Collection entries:
Content starts

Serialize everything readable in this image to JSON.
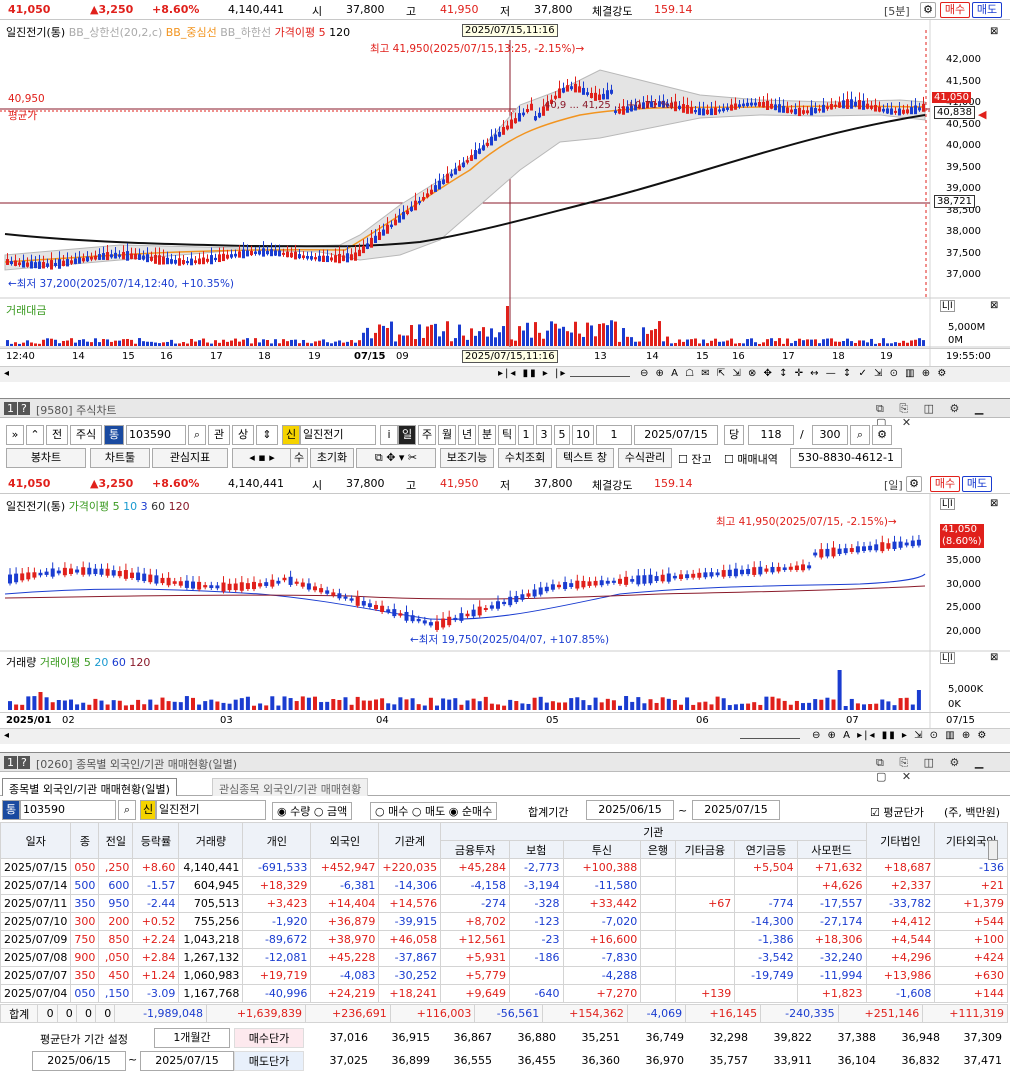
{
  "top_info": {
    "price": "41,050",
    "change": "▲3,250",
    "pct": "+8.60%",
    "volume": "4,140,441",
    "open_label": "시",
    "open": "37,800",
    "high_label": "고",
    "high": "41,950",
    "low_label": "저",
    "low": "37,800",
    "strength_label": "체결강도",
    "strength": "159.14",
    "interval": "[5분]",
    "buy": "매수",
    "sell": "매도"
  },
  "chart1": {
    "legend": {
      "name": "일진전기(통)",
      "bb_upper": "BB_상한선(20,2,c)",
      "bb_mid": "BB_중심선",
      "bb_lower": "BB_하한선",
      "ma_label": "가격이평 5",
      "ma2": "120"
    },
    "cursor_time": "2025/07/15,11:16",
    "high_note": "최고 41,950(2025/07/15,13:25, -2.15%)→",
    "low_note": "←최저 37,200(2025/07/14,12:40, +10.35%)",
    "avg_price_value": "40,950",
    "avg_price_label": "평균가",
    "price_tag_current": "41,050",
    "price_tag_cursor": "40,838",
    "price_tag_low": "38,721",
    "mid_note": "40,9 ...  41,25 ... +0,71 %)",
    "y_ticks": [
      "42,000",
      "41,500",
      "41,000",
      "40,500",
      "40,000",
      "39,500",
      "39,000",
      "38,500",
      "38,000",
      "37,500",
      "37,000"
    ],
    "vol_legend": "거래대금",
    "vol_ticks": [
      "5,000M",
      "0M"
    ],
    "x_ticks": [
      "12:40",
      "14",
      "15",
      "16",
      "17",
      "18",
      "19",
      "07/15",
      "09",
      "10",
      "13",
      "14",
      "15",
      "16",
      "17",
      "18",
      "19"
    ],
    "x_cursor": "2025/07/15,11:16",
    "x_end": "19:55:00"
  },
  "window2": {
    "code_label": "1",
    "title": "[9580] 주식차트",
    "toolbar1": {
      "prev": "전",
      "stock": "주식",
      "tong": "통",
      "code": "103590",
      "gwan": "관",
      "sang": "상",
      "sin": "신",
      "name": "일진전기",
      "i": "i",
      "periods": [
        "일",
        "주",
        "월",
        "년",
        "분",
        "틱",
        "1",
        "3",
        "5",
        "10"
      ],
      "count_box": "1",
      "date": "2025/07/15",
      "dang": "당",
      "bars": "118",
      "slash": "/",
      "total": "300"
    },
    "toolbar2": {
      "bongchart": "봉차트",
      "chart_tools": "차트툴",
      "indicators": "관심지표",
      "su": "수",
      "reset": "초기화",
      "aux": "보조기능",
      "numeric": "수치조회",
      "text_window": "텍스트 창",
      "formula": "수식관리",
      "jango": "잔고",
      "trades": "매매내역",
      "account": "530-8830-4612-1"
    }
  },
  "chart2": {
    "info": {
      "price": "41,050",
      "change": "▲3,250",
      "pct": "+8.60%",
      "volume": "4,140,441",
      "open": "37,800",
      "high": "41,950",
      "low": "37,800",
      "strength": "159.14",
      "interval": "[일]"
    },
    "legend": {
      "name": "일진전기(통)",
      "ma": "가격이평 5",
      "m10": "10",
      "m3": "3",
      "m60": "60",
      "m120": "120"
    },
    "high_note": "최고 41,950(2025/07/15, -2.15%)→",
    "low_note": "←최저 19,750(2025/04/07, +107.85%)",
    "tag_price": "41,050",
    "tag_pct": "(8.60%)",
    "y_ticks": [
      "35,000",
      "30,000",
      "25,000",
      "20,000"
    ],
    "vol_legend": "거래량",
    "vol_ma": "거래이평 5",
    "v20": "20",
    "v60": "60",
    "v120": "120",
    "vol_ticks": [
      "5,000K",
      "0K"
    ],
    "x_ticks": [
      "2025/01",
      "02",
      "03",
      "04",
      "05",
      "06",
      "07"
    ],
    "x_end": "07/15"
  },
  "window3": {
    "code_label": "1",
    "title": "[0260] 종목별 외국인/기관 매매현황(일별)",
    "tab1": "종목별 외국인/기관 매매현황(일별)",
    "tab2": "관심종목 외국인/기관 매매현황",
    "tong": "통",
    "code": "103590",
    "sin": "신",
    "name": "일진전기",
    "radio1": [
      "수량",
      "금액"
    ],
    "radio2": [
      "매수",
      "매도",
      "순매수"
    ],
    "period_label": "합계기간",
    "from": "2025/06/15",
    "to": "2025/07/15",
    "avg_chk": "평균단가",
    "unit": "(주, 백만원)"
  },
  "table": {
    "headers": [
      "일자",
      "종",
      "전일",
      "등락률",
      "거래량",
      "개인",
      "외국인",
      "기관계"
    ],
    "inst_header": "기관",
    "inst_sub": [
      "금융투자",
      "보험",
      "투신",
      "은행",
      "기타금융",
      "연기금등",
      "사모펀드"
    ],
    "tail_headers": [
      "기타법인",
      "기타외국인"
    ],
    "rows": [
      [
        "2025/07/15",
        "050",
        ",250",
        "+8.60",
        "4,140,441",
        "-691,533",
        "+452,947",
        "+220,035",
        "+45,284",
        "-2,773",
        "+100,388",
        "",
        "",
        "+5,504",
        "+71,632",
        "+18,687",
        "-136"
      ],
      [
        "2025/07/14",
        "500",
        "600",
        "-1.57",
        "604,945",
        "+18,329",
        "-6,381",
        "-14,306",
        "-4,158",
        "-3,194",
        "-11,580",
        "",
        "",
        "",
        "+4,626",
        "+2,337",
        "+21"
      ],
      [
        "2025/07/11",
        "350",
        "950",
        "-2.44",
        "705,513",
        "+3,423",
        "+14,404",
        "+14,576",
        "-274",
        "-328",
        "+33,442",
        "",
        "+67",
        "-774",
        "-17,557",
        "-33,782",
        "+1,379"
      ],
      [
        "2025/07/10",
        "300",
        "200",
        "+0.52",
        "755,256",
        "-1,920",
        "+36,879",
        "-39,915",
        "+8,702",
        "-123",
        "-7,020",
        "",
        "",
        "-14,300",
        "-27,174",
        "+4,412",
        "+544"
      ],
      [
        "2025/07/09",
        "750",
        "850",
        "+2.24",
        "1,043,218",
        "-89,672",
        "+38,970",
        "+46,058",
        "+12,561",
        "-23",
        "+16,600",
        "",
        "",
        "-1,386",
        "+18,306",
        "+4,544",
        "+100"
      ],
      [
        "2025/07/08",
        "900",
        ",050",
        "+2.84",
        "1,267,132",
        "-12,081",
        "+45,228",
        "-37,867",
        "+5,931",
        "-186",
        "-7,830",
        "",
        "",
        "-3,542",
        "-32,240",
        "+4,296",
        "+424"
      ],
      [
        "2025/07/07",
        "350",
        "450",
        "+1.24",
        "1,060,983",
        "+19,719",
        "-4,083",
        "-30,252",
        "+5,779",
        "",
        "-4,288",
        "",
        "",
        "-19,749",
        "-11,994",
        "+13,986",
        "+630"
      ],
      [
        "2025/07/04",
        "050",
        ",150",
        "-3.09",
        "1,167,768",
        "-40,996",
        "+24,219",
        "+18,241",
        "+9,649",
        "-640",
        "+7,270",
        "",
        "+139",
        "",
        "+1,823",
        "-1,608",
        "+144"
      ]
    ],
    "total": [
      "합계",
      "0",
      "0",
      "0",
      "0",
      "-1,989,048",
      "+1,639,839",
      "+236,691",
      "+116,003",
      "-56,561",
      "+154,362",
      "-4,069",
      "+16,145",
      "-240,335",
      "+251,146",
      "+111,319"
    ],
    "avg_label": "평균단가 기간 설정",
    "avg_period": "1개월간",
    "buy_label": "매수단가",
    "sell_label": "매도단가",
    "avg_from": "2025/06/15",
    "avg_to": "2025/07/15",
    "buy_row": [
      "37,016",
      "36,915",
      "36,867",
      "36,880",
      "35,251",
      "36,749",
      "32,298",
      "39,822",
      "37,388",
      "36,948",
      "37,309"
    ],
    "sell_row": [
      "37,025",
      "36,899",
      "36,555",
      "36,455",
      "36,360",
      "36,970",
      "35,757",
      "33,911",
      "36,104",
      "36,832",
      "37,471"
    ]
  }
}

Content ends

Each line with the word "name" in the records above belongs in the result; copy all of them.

SOLUTION BELOW ->
      "name": "일진전기(통)",
      "name": "일진전기",
      "name": "일진전기(통)",
    "name": "일진전기",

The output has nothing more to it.